In that case, a lower court had ruled that the company could not be held liable for complicity in crimes against humanity. The cour de cassation overturned that ruling, holding that “one can be complicit in crimes against humanity even if one doesn’t have the intention of being associated with the crimes committed.” The court also held that “knowingly paying several million dollars to an organization whose sole purpose was exclusively criminal suffices to constitute complicity, regardless of whether the party concerned was acting to pursue a commercial activity.”

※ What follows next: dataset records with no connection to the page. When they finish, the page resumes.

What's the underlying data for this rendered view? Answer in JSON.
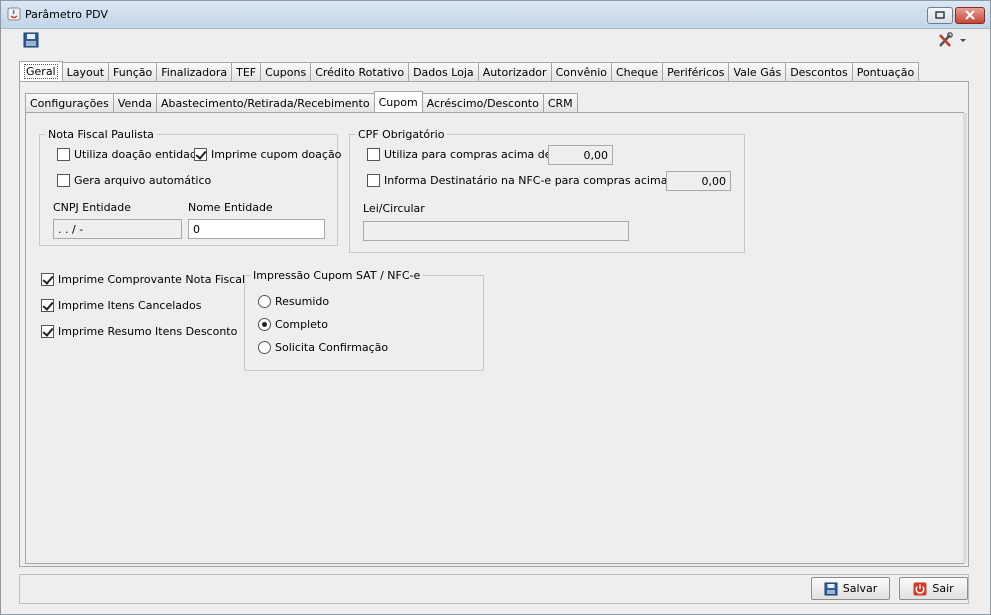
{
  "window": {
    "title": "Parâmetro PDV"
  },
  "tabs": [
    "Geral",
    "Layout",
    "Função",
    "Finalizadora",
    "TEF",
    "Cupons",
    "Crédito Rotativo",
    "Dados Loja",
    "Autorizador",
    "Convênio",
    "Cheque",
    "Periféricos",
    "Vale Gás",
    "Descontos",
    "Pontuação"
  ],
  "subtabs": [
    "Configurações",
    "Venda",
    "Abastecimento/Retirada/Recebimento",
    "Cupom",
    "Acréscimo/Desconto",
    "CRM"
  ],
  "nfp": {
    "legend": "Nota Fiscal Paulista",
    "doacao_label": "Utiliza doação entidade",
    "imprime_doacao_label": "Imprime cupom doação",
    "gera_arquivo_label": "Gera arquivo automático",
    "cnpj_label": "CNPJ Entidade",
    "cnpj_value": " .  .  /  -",
    "nome_label": "Nome Entidade",
    "nome_value": "0"
  },
  "cpf": {
    "legend": "CPF Obrigatório",
    "compras_label": "Utiliza para compras acima de R$",
    "compras_value": "0,00",
    "destinatario_label": "Informa Destinatário na NFC-e para compras acima de R$",
    "destinatario_value": "0,00",
    "lei_label": "Lei/Circular",
    "lei_value": ""
  },
  "options": {
    "comprovante_label": "Imprime Comprovante Nota Fiscal",
    "cancelados_label": "Imprime Itens Cancelados",
    "resumo_label": "Imprime Resumo Itens Desconto"
  },
  "impressao": {
    "legend": "Impressão Cupom SAT / NFC-e",
    "resumido": "Resumido",
    "completo": "Completo",
    "solicita": "Solicita Confirmação"
  },
  "buttons": {
    "salvar": "Salvar",
    "sair": "Sair"
  }
}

On its face, it is difficult to reconcile the Lafarge ruling with the ruling in the Abdulhamid C. case. The first case reinstated charges of crimes against humanity for conduct in Syria, whereas the second dismissed a case holding that crimes against humanity could never be charged for conduct in Syria. To view the decisions favorably one might consider that the issue of double criminality was never raised in the Lafarge appeal. It could be said that the Lafarge ruling was laser-focused on the issue of complicity and whether there could be a set of facts that would support complicity in crimes against humanity. The court had no reason to consider the location of the crimes in Syria and whether double criminality could also be a ground for dismissing the crimes against humanity charges. That said, the apparent inconsistency is striking. Although France is a civil law jurisdiction that does not recognize legal precedent as it is understood in common law jurisdictions, one would think that there would be an attempt to remain consistent, particularly in two cases issued within two months of one another.
In any case, the decision in the Abdulhamid C. case could lead to the dismissal of the crimes against humanity charges against Lafarge which are currently on remand. The Lafarge case could continue on the basis of the remaining charges, including financing terrorism. But the dismissal of the most serious charges would be an unfortunate outcome – one that makes the decision in the Abdulhamid C. case all the more regrettable, and the amendment of the double criminality requirement all the more urgent.
The cour de cassation decision in the case of Abdulhamid C. is a blow to victims of crimes against humanity in Syria. Present efforts to obtain a measure of justice in Syria – both in France and elsewhere – are highly reliant on universal jurisdiction prosecutions given that a referral to the ICC has been vetoed by Russia, and Syria is not a party to the Rome Statute (having signed the Statute in 2000 but never ratified it). The imposition of double criminality in these circumstances is inconsistent with the principle of universal jurisdiction which is buttressed by an understanding that there are crimes that are so serious as to threaten the entire world and affect the global conscience. It is understandable that human rights defenders would consider that the decision gives criminals an opportunity to enjoy impunity despite committing the most serious of crimes.
However, as noted above, Syria has criminalized war crimes, torture, and terrorism which remain viable avenues for prosecutions in France despite the double criminality requirement. As such, the cour de cassation opinion, while regrettable, does not signify the end of universal jurisdiction in France.